In this North African capital, the 'new world order' is seen as the 'new world dictatorship'
SPRING winds hold the promise of magnificent days in Algiers. When they blow, they carry away the haze and stench of urban pollution, leaving behind a sight to see on the mountainsides: the uniform whiteness of the medina and the younger colonial French quarters, speckled in the wealthier reaches with the greens of pine, cedar, and eucalyptus, all tumbling into the azure blue the Mediterranean was meant to be. Such days have been a frequent blessing to the Algerian capital lately, but one cannot help noticing that they have not been enough to put smiles on the faces of people who fill the streets.
Prices are sky-high, "overcrowded" is insufficient to describe average living conditions, jobs are scarce. People are frustrated by their perception that a country with the natural wealth of Algeria cannot manage to live as contentedly as such poorer neighbors as Tunisia and Morocco. June legislative elections offer hope, but also give rise to worries over a possible Islamic fundamentalist victory, or Army intervention in the event of post-election chaos.
All that is enough to keep the hop from people's step. But now there is a new element in the national pessimism: the new world order as proposed by President Bush. Mostly it has the country's intellectuals and top officials worried, although even chatty cabbies and circumspect students bring it up.
To Algerians, Mr. Bush's "new world order" is simply a euphemism for "new world dictatorship:" in some cases benevolent, in other cases not, but dangerous because inevitably working in the interest of the world's remaining superpower.
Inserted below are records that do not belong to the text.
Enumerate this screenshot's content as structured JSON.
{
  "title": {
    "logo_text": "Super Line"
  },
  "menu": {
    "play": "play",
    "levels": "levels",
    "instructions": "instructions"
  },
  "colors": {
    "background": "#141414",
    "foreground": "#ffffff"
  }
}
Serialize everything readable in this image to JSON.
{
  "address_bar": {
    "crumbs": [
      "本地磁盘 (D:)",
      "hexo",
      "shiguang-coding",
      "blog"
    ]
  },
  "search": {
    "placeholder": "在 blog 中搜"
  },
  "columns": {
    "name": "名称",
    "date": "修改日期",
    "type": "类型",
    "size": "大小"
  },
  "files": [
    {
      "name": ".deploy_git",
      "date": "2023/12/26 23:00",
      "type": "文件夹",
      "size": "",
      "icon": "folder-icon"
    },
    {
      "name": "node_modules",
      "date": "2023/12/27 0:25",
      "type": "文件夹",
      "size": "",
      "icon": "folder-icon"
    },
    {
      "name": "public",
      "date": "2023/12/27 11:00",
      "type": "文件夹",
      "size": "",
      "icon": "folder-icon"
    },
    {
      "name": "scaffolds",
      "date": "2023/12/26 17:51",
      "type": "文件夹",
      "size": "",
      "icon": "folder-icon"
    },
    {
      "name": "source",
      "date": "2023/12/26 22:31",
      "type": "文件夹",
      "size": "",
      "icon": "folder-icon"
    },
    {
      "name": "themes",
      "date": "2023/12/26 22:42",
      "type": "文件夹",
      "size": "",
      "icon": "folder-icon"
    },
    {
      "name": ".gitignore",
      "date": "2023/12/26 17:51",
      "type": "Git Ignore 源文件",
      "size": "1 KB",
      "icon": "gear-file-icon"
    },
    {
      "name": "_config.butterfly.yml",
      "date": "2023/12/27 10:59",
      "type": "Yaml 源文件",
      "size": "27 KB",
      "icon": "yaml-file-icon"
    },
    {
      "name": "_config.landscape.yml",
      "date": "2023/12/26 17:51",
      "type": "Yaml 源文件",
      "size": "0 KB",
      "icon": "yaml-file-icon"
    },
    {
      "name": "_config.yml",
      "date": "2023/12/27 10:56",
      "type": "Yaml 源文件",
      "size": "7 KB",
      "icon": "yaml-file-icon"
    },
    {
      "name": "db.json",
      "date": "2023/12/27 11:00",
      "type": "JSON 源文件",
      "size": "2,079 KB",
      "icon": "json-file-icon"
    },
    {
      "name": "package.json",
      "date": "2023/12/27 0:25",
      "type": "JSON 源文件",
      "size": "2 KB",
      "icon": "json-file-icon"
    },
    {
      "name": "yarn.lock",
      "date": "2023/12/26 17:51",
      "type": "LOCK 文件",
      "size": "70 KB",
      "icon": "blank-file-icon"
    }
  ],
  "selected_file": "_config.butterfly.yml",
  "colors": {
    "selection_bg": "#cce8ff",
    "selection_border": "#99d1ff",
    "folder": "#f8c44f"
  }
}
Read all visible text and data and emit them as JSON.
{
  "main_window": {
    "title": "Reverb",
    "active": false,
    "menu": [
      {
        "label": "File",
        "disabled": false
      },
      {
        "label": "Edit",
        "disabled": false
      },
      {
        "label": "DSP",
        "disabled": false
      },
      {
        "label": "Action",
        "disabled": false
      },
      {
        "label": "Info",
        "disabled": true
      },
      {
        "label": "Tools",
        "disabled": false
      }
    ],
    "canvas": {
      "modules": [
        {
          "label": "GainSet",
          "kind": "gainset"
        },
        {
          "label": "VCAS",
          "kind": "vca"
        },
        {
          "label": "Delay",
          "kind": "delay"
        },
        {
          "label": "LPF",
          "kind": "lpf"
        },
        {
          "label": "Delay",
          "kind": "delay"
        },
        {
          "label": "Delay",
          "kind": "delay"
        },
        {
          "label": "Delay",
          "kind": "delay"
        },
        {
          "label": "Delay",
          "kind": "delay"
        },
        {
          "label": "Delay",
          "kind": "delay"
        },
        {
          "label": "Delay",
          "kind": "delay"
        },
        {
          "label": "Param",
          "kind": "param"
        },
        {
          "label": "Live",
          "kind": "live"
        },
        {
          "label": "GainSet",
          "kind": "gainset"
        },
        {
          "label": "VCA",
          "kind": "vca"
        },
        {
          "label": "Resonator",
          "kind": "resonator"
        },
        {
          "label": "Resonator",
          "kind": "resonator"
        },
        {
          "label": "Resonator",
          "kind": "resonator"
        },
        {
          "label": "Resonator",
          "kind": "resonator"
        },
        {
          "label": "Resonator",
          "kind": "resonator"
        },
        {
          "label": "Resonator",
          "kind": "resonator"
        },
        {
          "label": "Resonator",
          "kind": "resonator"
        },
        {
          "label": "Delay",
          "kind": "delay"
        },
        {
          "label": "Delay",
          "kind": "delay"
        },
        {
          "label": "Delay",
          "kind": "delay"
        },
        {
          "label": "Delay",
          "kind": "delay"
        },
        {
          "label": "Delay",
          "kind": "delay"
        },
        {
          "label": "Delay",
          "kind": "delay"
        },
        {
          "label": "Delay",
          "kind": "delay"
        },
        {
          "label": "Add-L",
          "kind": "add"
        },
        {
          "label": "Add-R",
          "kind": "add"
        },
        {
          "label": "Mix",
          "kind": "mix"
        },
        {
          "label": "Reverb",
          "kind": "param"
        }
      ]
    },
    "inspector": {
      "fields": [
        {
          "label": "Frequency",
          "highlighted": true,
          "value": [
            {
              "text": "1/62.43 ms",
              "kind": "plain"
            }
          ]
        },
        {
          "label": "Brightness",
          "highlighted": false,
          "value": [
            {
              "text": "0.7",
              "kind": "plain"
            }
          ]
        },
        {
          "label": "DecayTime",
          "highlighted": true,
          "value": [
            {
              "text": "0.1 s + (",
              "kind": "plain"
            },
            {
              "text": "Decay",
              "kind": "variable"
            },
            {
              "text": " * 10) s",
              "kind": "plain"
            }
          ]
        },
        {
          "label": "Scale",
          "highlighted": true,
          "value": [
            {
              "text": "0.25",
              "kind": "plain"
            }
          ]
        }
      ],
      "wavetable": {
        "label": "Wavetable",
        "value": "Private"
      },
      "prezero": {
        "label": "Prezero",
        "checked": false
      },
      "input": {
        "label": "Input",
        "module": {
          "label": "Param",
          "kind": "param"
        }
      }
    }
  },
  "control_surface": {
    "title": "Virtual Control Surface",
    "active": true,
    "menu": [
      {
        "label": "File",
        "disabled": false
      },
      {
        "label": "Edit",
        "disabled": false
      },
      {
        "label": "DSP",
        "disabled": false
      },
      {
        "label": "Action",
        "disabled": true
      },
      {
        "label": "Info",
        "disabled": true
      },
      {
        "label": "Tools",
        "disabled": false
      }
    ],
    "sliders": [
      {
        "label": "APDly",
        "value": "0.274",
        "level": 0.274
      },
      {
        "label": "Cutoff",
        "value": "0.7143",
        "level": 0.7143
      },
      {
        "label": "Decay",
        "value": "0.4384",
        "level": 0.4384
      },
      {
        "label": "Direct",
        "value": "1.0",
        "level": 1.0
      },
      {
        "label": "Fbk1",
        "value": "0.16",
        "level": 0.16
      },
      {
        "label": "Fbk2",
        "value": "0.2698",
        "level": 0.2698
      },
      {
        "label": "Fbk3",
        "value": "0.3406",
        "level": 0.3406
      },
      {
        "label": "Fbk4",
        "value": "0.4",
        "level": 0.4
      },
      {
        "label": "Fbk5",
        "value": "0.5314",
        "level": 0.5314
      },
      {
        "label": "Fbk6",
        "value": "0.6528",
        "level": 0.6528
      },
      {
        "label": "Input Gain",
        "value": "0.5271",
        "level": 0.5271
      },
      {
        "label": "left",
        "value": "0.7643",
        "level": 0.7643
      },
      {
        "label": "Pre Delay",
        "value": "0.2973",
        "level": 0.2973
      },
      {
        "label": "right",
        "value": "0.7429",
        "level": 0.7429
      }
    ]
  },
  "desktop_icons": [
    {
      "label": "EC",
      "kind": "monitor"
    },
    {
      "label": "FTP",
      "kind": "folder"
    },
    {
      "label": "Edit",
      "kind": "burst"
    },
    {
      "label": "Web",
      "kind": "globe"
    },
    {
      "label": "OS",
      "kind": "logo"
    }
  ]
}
In a country where the United States-led war against Iraq was vehemently opposed, the new world order is considered a threat to developing nations that do not wish to abide meekly by American interests.